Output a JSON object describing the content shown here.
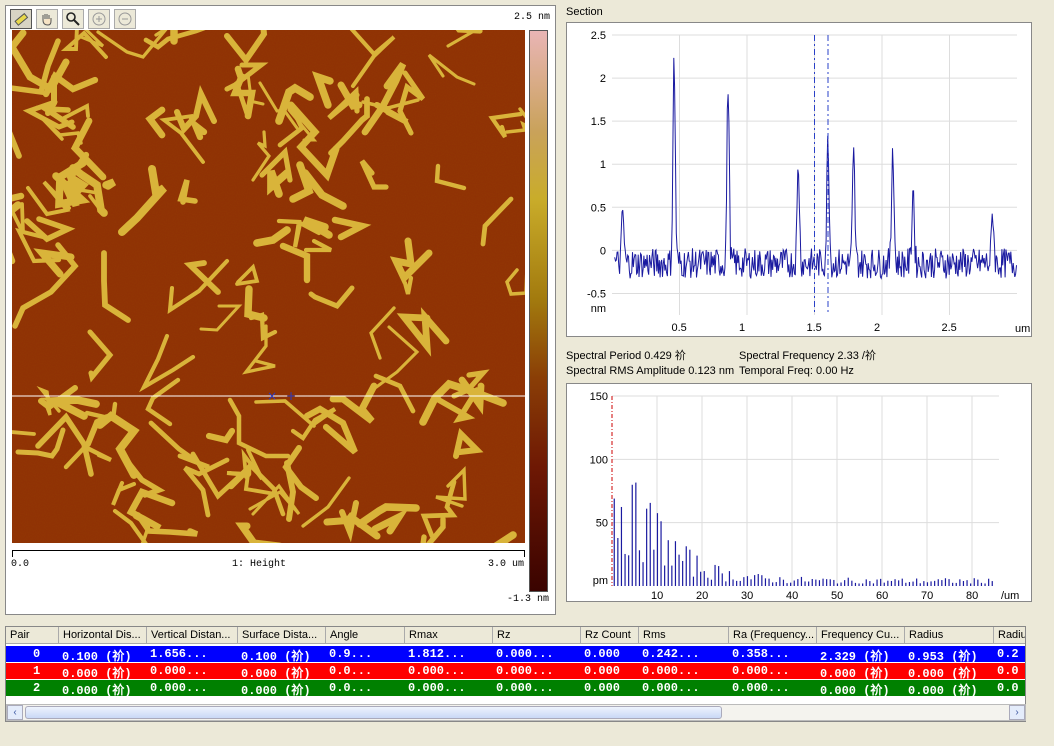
{
  "toolbar": {
    "tools": [
      "ruler-icon",
      "hand-icon",
      "magnifier-icon",
      "zoom-in-icon",
      "zoom-out-icon"
    ]
  },
  "image": {
    "zmax": "2.5 nm",
    "zmin": "-1.3 nm",
    "x_start": "0.0",
    "channel": "1: Height",
    "x_end": "3.0 um"
  },
  "section": {
    "title": "Section",
    "chart_data": {
      "type": "line",
      "xlabel": "um",
      "ylabel": "nm",
      "xlim": [
        0,
        3.0
      ],
      "ylim": [
        -0.75,
        2.5
      ],
      "xticks": [
        "0.5",
        "1",
        "1.5",
        "2",
        "2.5"
      ],
      "yticks": [
        "2.5",
        "2",
        "1.5",
        "1",
        "0.5",
        "0",
        "-0.5"
      ],
      "cursors_x": [
        1.5,
        1.6
      ],
      "peaks": [
        [
          0.08,
          0.6
        ],
        [
          0.46,
          2.35
        ],
        [
          0.86,
          2.1
        ],
        [
          1.38,
          1.15
        ],
        [
          1.6,
          1.45
        ],
        [
          1.79,
          1.25
        ],
        [
          2.08,
          1.4
        ],
        [
          2.23,
          0.9
        ],
        [
          2.82,
          0.6
        ]
      ]
    },
    "spectral_period": "Spectral Period 0.429 祄",
    "spectral_frequency": "Spectral Frequency 2.33 /祄",
    "rms_amplitude": "Spectral RMS Amplitude 0.123 nm",
    "temporal_freq": "Temporal Freq: 0.00 Hz"
  },
  "spectrum": {
    "chart_data": {
      "type": "bar",
      "xlabel": "/um",
      "ylabel": "pm",
      "xlim": [
        0,
        86
      ],
      "ylim": [
        0,
        150
      ],
      "xticks": [
        "10",
        "20",
        "30",
        "40",
        "50",
        "60",
        "70",
        "80"
      ],
      "yticks": [
        "150",
        "100",
        "50"
      ]
    }
  },
  "table": {
    "headers": [
      "Pair",
      "Horizontal Dis...",
      "Vertical Distan...",
      "Surface Dista...",
      "Angle",
      "Rmax",
      "Rz",
      "Rz Count",
      "Rms",
      "Ra (Frequency...",
      "Frequency Cu...",
      "Radius",
      "Radiu"
    ],
    "rows": [
      {
        "color": "#0000FF",
        "cells": [
          "0",
          "0.100 (祄)",
          "1.656...",
          "0.100 (祄)",
          "0.9...",
          "1.812...",
          "0.000...",
          "0.000",
          "0.242...",
          "0.358...",
          "2.329 (祄)",
          "0.953 (祄)",
          "0.2"
        ]
      },
      {
        "color": "#FF0000",
        "cells": [
          "1",
          "0.000 (祄)",
          "0.000...",
          "0.000 (祄)",
          "0.0...",
          "0.000...",
          "0.000...",
          "0.000",
          "0.000...",
          "0.000...",
          "0.000 (祄)",
          "0.000 (祄)",
          "0.0"
        ]
      },
      {
        "color": "#008000",
        "cells": [
          "2",
          "0.000 (祄)",
          "0.000...",
          "0.000 (祄)",
          "0.0...",
          "0.000...",
          "0.000...",
          "0.000",
          "0.000...",
          "0.000...",
          "0.000 (祄)",
          "0.000 (祄)",
          "0.0"
        ]
      }
    ]
  }
}
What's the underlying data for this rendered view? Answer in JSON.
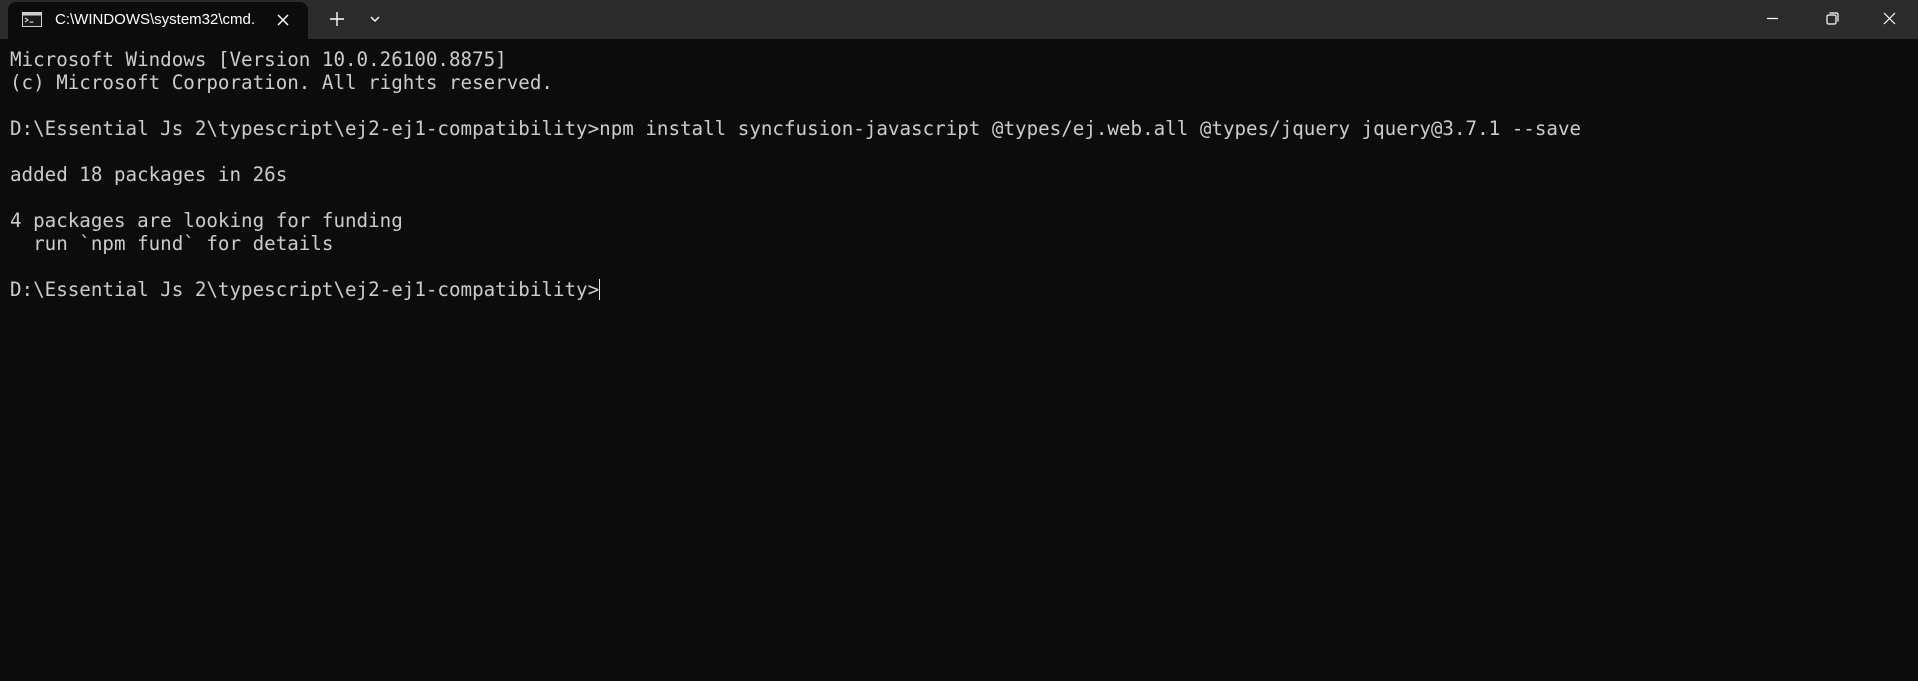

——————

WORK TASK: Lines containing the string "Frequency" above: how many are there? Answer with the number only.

RESPONSE: 3